- [Task brief]: Please reproduce the entries below exactly, omitting any images they contain.

◆ ◆ ◆ ◆ ◆ ◆ ◆

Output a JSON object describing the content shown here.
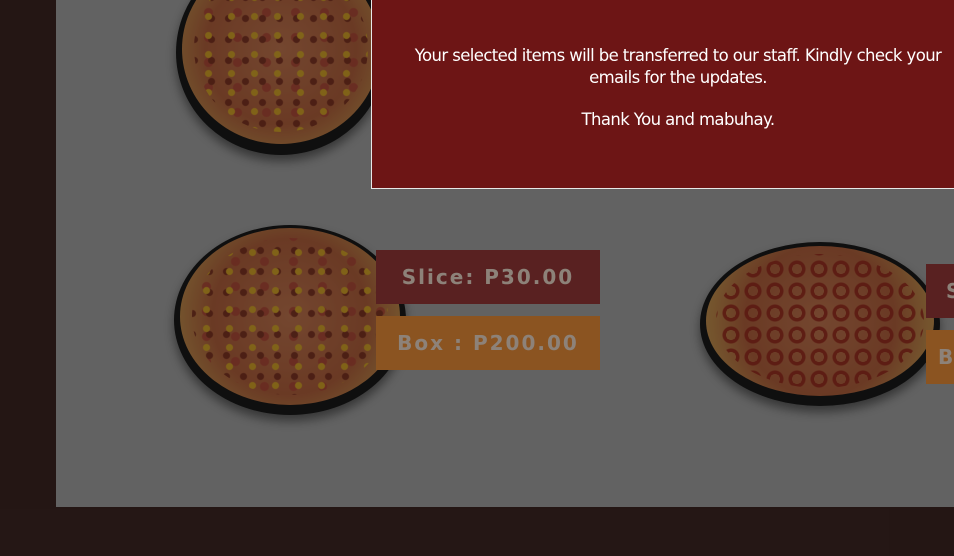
{
  "menu": {
    "items": [
      {
        "name": "hawaiian-pizza",
        "slice_label": "",
        "box_label": ""
      },
      {
        "name": "supreme-pizza",
        "slice_label": "Slice: P30.00",
        "box_label": "Box : P200.00"
      },
      {
        "name": "pepperoni-pizza",
        "slice_label": "S",
        "box_label": "B"
      }
    ]
  },
  "modal": {
    "message": "Your selected items will be transferred to our staff. Kindly check your emails for the updates.",
    "thanks": "Thank You and mabuhay."
  },
  "colors": {
    "frame": "#3f2724",
    "modal_bg": "#6d1515",
    "slice_tag": "#9a3a3a",
    "box_tag": "#f0923a"
  }
}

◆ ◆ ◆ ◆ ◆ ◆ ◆

- [Your response]:
Output a JSON object describing the content shown here.
{
  "menu": {
    "items": [
      {
        "name": "hawaiian-pizza",
        "slice_label": "",
        "box_label": ""
      },
      {
        "name": "supreme-pizza",
        "slice_label": "Slice: P30.00",
        "box_label": "Box : P200.00"
      },
      {
        "name": "pepperoni-pizza",
        "slice_label": "S",
        "box_label": "B"
      }
    ]
  },
  "modal": {
    "message": "Your selected items will be transferred to our staff. Kindly check your emails for the updates.",
    "thanks": "Thank You and mabuhay."
  },
  "colors": {
    "frame": "#3f2724",
    "modal_bg": "#6d1515",
    "slice_tag": "#9a3a3a",
    "box_tag": "#f0923a"
  }
}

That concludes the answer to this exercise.